### About this exercise
Extract each line of the records below that contains the word "Parameters".

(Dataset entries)
============================================================

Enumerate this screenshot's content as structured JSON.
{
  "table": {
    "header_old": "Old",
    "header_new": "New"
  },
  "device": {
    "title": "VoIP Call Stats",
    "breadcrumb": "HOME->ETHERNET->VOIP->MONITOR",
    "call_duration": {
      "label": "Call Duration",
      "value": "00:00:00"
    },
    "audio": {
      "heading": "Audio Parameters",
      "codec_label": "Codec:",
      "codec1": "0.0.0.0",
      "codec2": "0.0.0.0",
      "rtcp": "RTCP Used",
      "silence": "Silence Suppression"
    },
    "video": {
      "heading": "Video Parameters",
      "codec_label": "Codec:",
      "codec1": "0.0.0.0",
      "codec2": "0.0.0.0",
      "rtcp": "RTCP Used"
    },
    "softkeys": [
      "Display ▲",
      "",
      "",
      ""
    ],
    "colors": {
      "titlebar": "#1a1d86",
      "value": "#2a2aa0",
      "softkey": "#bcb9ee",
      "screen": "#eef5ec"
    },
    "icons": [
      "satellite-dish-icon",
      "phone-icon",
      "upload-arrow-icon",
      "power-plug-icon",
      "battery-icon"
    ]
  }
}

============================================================

### Response to the task
      "heading": "Audio Parameters",
      "heading": "Video Parameters",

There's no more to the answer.